Besides licensing requirements, the law also imposes other obligations on people holding any of the regulated occupations. For instance, any partnership formed by a real estate agent and any other person must obtain the Board’s authorisation before engaging in intermediary activities. This applies in addition to the legal formalities otherwise necessary for any partnership to be incorporated or registered. The Board’s remit extends also over the duty to approve names for property brokers or real estate agents. The approval of names will depend on any resemblance to the name of any other person, firm or company operating under a local or foreign property broker or real estate license, considering whether such resemblance will prompt deceit.
Moving away from Board authorisation, the law also imposes the duty on persons in such occupations to inform clients of the fees applicable on concluding the transaction.

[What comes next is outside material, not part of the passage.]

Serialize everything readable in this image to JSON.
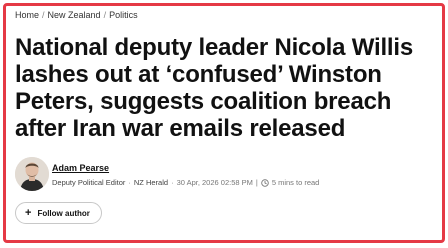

The law also caters for a right of fair compensation due, as quantified by the court, where a transaction falls through following services being rendered. This heightens the importance of having adequate engagement agreements or service agreements in place with every potential buyer or potential seller.
Licensing Eligibility Criteria
The licensing eligibility is set out in Article 4 of the Real Estate Agents, Property Brokers and Property Consultants Act. The first criterion for eligibility is that, unless legally emancipated to trade in line with Article 9 Commercial Code, a candidate is only eligible to obtain a license if one is more than eighteen years old. The second is an academic criterion, satisfied with obtaining a certificate in real estate which covers legal, financial, technical and communication issues, as well as marketing and sale. Equivalent qualifications recognized by the Malta Qualifications Recognition Information Centre are also accepted. The requisite academic level depends on whether one is a property consultant or otherwise.
Whilst the eligibility criteria are rather wide, the law restricts licensing access in case of bankruptcy without an order of discharge, or if the applicant’s conduct and repute, financial position and the general public interest render an applicant not fit and proper to engage in such activities.
In terms of the Declaration of Intent Regulations 2020, any real estate agents, property brokers, property consultants or branch managers who did not meet the qualification criteria but wished to apply nonetheless were required to inform the Board of their intention to apply for a licence by the end of March of 2021.
The Application Process
Apart from the requisite academic qualifications, applicants need also obtain and submit other documents, including a police conduct and a notary public or accountant’s statement reflecting on one’s financial status. Nonetheless, the Board retains the right to impose conditions which are objectively justified and to request any other information or documentation substantiating the application if the Board deems such additional documentation necessary to reach a conclusion.
Once the application and supplementing documentation are submitted and the Board acknowledges receipt, the Board is legally required to process the application within two months, which period is extendable to three months. The Board has discretion to accept or refuse to entertain a licensing request subject to an obligation to inform the applicants of the outcome of the application as well as a reason for such decision. Any license awarded is valid for a five-year period and is renewable subject to the Board’s approval.